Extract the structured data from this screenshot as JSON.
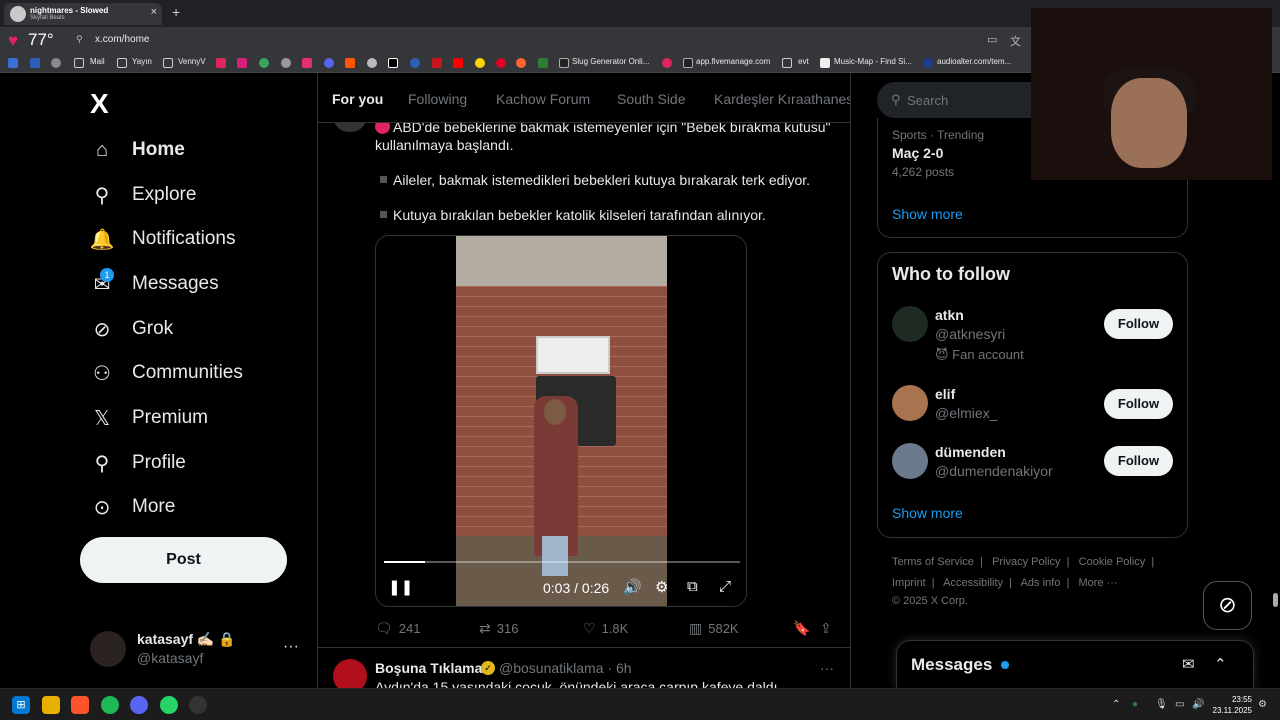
{
  "browser": {
    "tab": {
      "title": "nightmares - Slowed",
      "subtitle": "Skyfall Beats"
    },
    "new_tab": "+",
    "close": "×",
    "temperature": "77",
    "url": "x.com/home",
    "bookmarks": [
      {
        "label": "Mail"
      },
      {
        "label": "Yayın"
      },
      {
        "label": "VennyV"
      },
      {
        "label": "Slug Generator Onli..."
      },
      {
        "label": "app.fivemanage.com"
      },
      {
        "label": "evt"
      },
      {
        "label": "Music-Map - Find Si..."
      },
      {
        "label": "audioalter.com/tem..."
      }
    ]
  },
  "sidebar": {
    "logo": "X",
    "items": [
      {
        "label": "Home",
        "icon": "home-icon"
      },
      {
        "label": "Explore",
        "icon": "search-icon"
      },
      {
        "label": "Notifications",
        "icon": "bell-icon"
      },
      {
        "label": "Messages",
        "icon": "mail-icon",
        "badge": "1"
      },
      {
        "label": "Grok",
        "icon": "grok-icon"
      },
      {
        "label": "Communities",
        "icon": "communities-icon"
      },
      {
        "label": "Premium",
        "icon": "x-icon"
      },
      {
        "label": "Profile",
        "icon": "user-icon"
      },
      {
        "label": "More",
        "icon": "more-icon"
      }
    ],
    "post_label": "Post",
    "account": {
      "name": "katasayf",
      "handle": "@katasayf",
      "more": "···"
    }
  },
  "feed": {
    "tabs": [
      "For you",
      "Following",
      "Kachow Forum",
      "South Side",
      "Kardeşler Kıraathanesi"
    ],
    "tweet": {
      "text_line1": "ABD'de bebeklerine bakmak istemeyenler için \"Bebek bırakma kutusu\"",
      "text_line2": "kullanılmaya başlandı.",
      "bullet1": "Aileler, bakmak istemedikleri bebekleri kutuya bırakarak terk ediyor.",
      "bullet2": "Kutuya bırakılan bebekler katolik kilseleri tarafından alınıyor.",
      "video": {
        "time": "0:03 / 0:26",
        "progress": 0.115
      },
      "stats": {
        "replies": "241",
        "reposts": "316",
        "likes": "1.8K",
        "views": "582K"
      }
    },
    "tweet2": {
      "name": "Boşuna Tıklama",
      "handle": "@bosunatiklama",
      "time": "· 6h",
      "text": "Aydın'da 15 yaşındaki çocuk, önündeki araca çarpıp kafeye daldı"
    }
  },
  "right": {
    "search_placeholder": "Search",
    "trend": {
      "category": "Sports · Trending",
      "title": "Maç 2-0",
      "posts": "4,262 posts"
    },
    "show_more": "Show more",
    "who_to_follow_title": "Who to follow",
    "follow_label": "Follow",
    "suggestions": [
      {
        "name": "atkn",
        "handle": "@atknesyri",
        "bio": "😈 Fan account"
      },
      {
        "name": "elif",
        "handle": "@elmiex_"
      },
      {
        "name": "dümenden",
        "handle": "@dumendenakiyor"
      }
    ],
    "footer": {
      "line1": [
        "Terms of Service",
        "Privacy Policy",
        "Cookie Policy"
      ],
      "line2": [
        "Imprint",
        "Accessibility",
        "Ads info",
        "More ···"
      ],
      "copyright": "© 2025 X Corp."
    },
    "messages_drawer_title": "Messages"
  },
  "taskbar": {
    "time": "23:55",
    "date": "23.11.2025"
  },
  "colors": {
    "accent": "#1d9bf0",
    "background": "#000000",
    "border": "#2f3336",
    "muted": "#71767b"
  }
}
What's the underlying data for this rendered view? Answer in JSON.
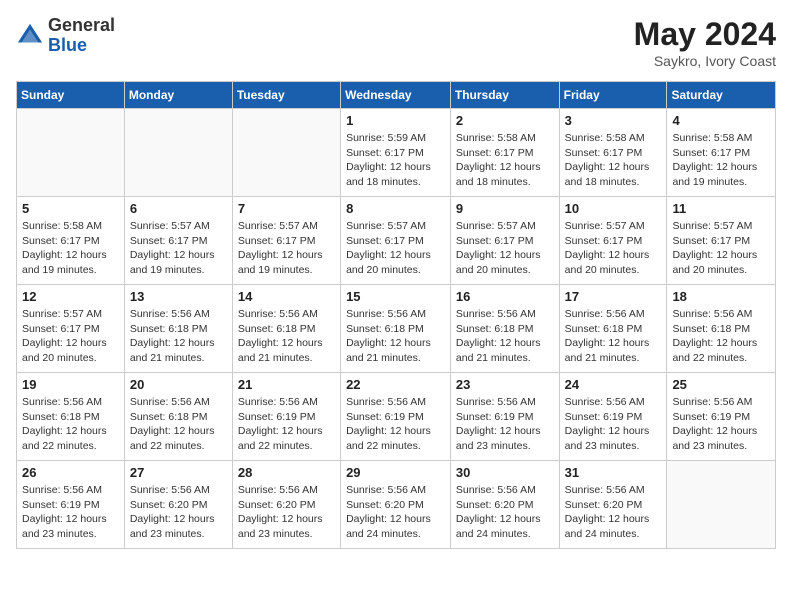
{
  "logo": {
    "general": "General",
    "blue": "Blue"
  },
  "header": {
    "month_year": "May 2024",
    "location": "Saykro, Ivory Coast"
  },
  "weekdays": [
    "Sunday",
    "Monday",
    "Tuesday",
    "Wednesday",
    "Thursday",
    "Friday",
    "Saturday"
  ],
  "weeks": [
    [
      {
        "day": "",
        "sunrise": "",
        "sunset": "",
        "daylight": ""
      },
      {
        "day": "",
        "sunrise": "",
        "sunset": "",
        "daylight": ""
      },
      {
        "day": "",
        "sunrise": "",
        "sunset": "",
        "daylight": ""
      },
      {
        "day": "1",
        "sunrise": "Sunrise: 5:59 AM",
        "sunset": "Sunset: 6:17 PM",
        "daylight": "Daylight: 12 hours and 18 minutes."
      },
      {
        "day": "2",
        "sunrise": "Sunrise: 5:58 AM",
        "sunset": "Sunset: 6:17 PM",
        "daylight": "Daylight: 12 hours and 18 minutes."
      },
      {
        "day": "3",
        "sunrise": "Sunrise: 5:58 AM",
        "sunset": "Sunset: 6:17 PM",
        "daylight": "Daylight: 12 hours and 18 minutes."
      },
      {
        "day": "4",
        "sunrise": "Sunrise: 5:58 AM",
        "sunset": "Sunset: 6:17 PM",
        "daylight": "Daylight: 12 hours and 19 minutes."
      }
    ],
    [
      {
        "day": "5",
        "sunrise": "Sunrise: 5:58 AM",
        "sunset": "Sunset: 6:17 PM",
        "daylight": "Daylight: 12 hours and 19 minutes."
      },
      {
        "day": "6",
        "sunrise": "Sunrise: 5:57 AM",
        "sunset": "Sunset: 6:17 PM",
        "daylight": "Daylight: 12 hours and 19 minutes."
      },
      {
        "day": "7",
        "sunrise": "Sunrise: 5:57 AM",
        "sunset": "Sunset: 6:17 PM",
        "daylight": "Daylight: 12 hours and 19 minutes."
      },
      {
        "day": "8",
        "sunrise": "Sunrise: 5:57 AM",
        "sunset": "Sunset: 6:17 PM",
        "daylight": "Daylight: 12 hours and 20 minutes."
      },
      {
        "day": "9",
        "sunrise": "Sunrise: 5:57 AM",
        "sunset": "Sunset: 6:17 PM",
        "daylight": "Daylight: 12 hours and 20 minutes."
      },
      {
        "day": "10",
        "sunrise": "Sunrise: 5:57 AM",
        "sunset": "Sunset: 6:17 PM",
        "daylight": "Daylight: 12 hours and 20 minutes."
      },
      {
        "day": "11",
        "sunrise": "Sunrise: 5:57 AM",
        "sunset": "Sunset: 6:17 PM",
        "daylight": "Daylight: 12 hours and 20 minutes."
      }
    ],
    [
      {
        "day": "12",
        "sunrise": "Sunrise: 5:57 AM",
        "sunset": "Sunset: 6:17 PM",
        "daylight": "Daylight: 12 hours and 20 minutes."
      },
      {
        "day": "13",
        "sunrise": "Sunrise: 5:56 AM",
        "sunset": "Sunset: 6:18 PM",
        "daylight": "Daylight: 12 hours and 21 minutes."
      },
      {
        "day": "14",
        "sunrise": "Sunrise: 5:56 AM",
        "sunset": "Sunset: 6:18 PM",
        "daylight": "Daylight: 12 hours and 21 minutes."
      },
      {
        "day": "15",
        "sunrise": "Sunrise: 5:56 AM",
        "sunset": "Sunset: 6:18 PM",
        "daylight": "Daylight: 12 hours and 21 minutes."
      },
      {
        "day": "16",
        "sunrise": "Sunrise: 5:56 AM",
        "sunset": "Sunset: 6:18 PM",
        "daylight": "Daylight: 12 hours and 21 minutes."
      },
      {
        "day": "17",
        "sunrise": "Sunrise: 5:56 AM",
        "sunset": "Sunset: 6:18 PM",
        "daylight": "Daylight: 12 hours and 21 minutes."
      },
      {
        "day": "18",
        "sunrise": "Sunrise: 5:56 AM",
        "sunset": "Sunset: 6:18 PM",
        "daylight": "Daylight: 12 hours and 22 minutes."
      }
    ],
    [
      {
        "day": "19",
        "sunrise": "Sunrise: 5:56 AM",
        "sunset": "Sunset: 6:18 PM",
        "daylight": "Daylight: 12 hours and 22 minutes."
      },
      {
        "day": "20",
        "sunrise": "Sunrise: 5:56 AM",
        "sunset": "Sunset: 6:18 PM",
        "daylight": "Daylight: 12 hours and 22 minutes."
      },
      {
        "day": "21",
        "sunrise": "Sunrise: 5:56 AM",
        "sunset": "Sunset: 6:19 PM",
        "daylight": "Daylight: 12 hours and 22 minutes."
      },
      {
        "day": "22",
        "sunrise": "Sunrise: 5:56 AM",
        "sunset": "Sunset: 6:19 PM",
        "daylight": "Daylight: 12 hours and 22 minutes."
      },
      {
        "day": "23",
        "sunrise": "Sunrise: 5:56 AM",
        "sunset": "Sunset: 6:19 PM",
        "daylight": "Daylight: 12 hours and 23 minutes."
      },
      {
        "day": "24",
        "sunrise": "Sunrise: 5:56 AM",
        "sunset": "Sunset: 6:19 PM",
        "daylight": "Daylight: 12 hours and 23 minutes."
      },
      {
        "day": "25",
        "sunrise": "Sunrise: 5:56 AM",
        "sunset": "Sunset: 6:19 PM",
        "daylight": "Daylight: 12 hours and 23 minutes."
      }
    ],
    [
      {
        "day": "26",
        "sunrise": "Sunrise: 5:56 AM",
        "sunset": "Sunset: 6:19 PM",
        "daylight": "Daylight: 12 hours and 23 minutes."
      },
      {
        "day": "27",
        "sunrise": "Sunrise: 5:56 AM",
        "sunset": "Sunset: 6:20 PM",
        "daylight": "Daylight: 12 hours and 23 minutes."
      },
      {
        "day": "28",
        "sunrise": "Sunrise: 5:56 AM",
        "sunset": "Sunset: 6:20 PM",
        "daylight": "Daylight: 12 hours and 23 minutes."
      },
      {
        "day": "29",
        "sunrise": "Sunrise: 5:56 AM",
        "sunset": "Sunset: 6:20 PM",
        "daylight": "Daylight: 12 hours and 24 minutes."
      },
      {
        "day": "30",
        "sunrise": "Sunrise: 5:56 AM",
        "sunset": "Sunset: 6:20 PM",
        "daylight": "Daylight: 12 hours and 24 minutes."
      },
      {
        "day": "31",
        "sunrise": "Sunrise: 5:56 AM",
        "sunset": "Sunset: 6:20 PM",
        "daylight": "Daylight: 12 hours and 24 minutes."
      },
      {
        "day": "",
        "sunrise": "",
        "sunset": "",
        "daylight": ""
      }
    ]
  ]
}
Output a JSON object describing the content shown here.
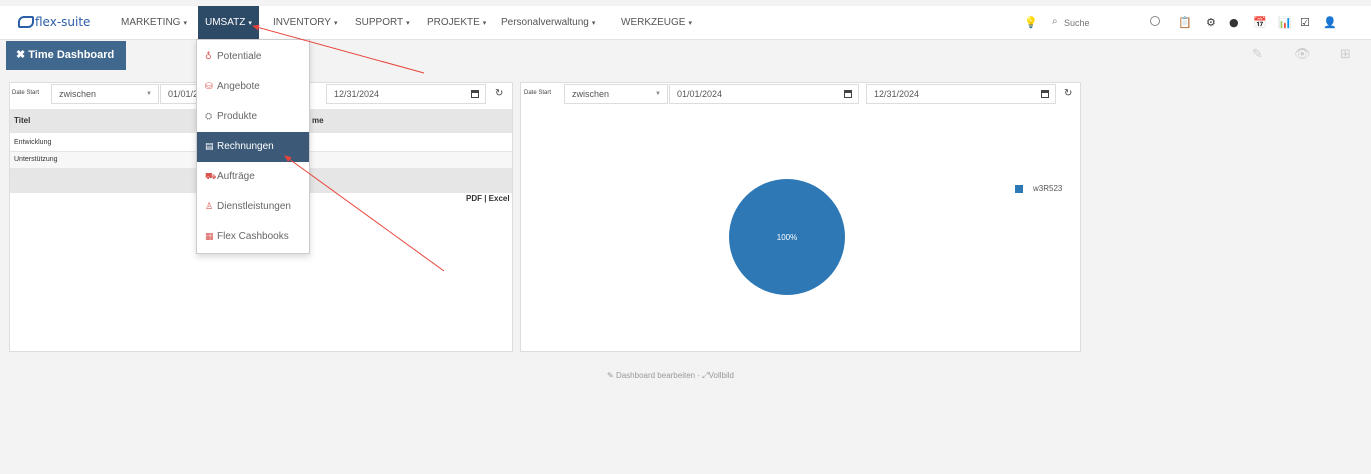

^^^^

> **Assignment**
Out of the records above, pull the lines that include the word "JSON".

> **Answer box**
Extract the structured data from this screenshot as JSON.
What's the underlying data for this rendered view? Answer in JSON.
Output a JSON object describing the content shown here.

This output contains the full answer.